|Friday, 14 March 2003|
By Channa Kasturisinghe
Government and private sector stakeholders of the country's apparel sector have joined hands to increase the industry turnover from its present position of US$ 2.3 billion to US$ 4.5 billion by 2007.
The apparel sector task force appointed by the Government has formulated a five year strategy to achieve this target by transforming the industry from a 'contract manufacturer' to a provider of a 'fully integrated service' able to penetrate the premium market segments in the world. The sectoral report was handed over to the Enterprise Development, Industrial Policy and Investment Promotion Minister Prof. G.L Peiris in Colombo yesterday.
The Minister said the Government is vigorously lobbying with the US authorities for tariff concessions and quotas to help the country's apparel industry to move forward successfully once the quota system is phased out in 2005.
He said the Government is keen to sign a fully fledged Free Trade Agreement with the US and has received a positive response from the US Government which would be a tremendous opportunity to boost the country's economy, especially the apparel industry.
Chairman of the Task Force Mahesh Amalean said that one objective of the strategy is to become internationally recognised in specific product categories in order to compete with larger players such as China.

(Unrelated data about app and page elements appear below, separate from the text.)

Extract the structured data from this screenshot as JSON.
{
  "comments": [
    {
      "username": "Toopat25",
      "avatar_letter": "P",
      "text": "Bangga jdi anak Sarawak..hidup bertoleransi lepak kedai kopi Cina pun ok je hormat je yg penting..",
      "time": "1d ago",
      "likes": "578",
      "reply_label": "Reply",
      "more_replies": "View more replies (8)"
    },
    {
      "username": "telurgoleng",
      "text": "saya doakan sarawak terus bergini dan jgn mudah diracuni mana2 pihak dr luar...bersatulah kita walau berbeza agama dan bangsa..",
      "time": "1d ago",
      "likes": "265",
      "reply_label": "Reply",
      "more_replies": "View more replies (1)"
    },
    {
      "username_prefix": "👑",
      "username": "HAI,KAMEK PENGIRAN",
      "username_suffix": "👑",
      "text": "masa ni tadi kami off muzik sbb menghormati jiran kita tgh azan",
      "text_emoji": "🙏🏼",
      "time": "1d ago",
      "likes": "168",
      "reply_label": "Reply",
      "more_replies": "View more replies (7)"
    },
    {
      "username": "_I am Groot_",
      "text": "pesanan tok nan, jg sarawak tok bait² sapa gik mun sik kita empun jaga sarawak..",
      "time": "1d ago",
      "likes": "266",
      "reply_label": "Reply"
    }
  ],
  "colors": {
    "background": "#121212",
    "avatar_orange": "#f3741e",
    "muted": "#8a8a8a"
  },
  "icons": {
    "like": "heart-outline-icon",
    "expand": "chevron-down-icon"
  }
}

"Presently, Sri Lanka's apparel exports are heavily concentrated in the two large global markets of the US and European Union, which brings about a heavy dependency in terms of business risk. We should diversify into new markets to increase export volumes while reducing its present dependency on two geographical regions. The global development of Preferential Trade Agreements also should be addressed as it poses an additional threat to our industry.
Where price continues to be an important factor globally, Sri Lanka is not as competitive as it should be due to poor labour productivity and insufficient technological advancement, while improving on lead times is an absolutely necessary," he said.
Amalean said that it was important to implement a deliberate phasing out program over the next two years to lessen the impact of the 2005 quota free era and at the same time provide avenues and directions for industries requiring to exit the apparel sector.
Produced by Lake House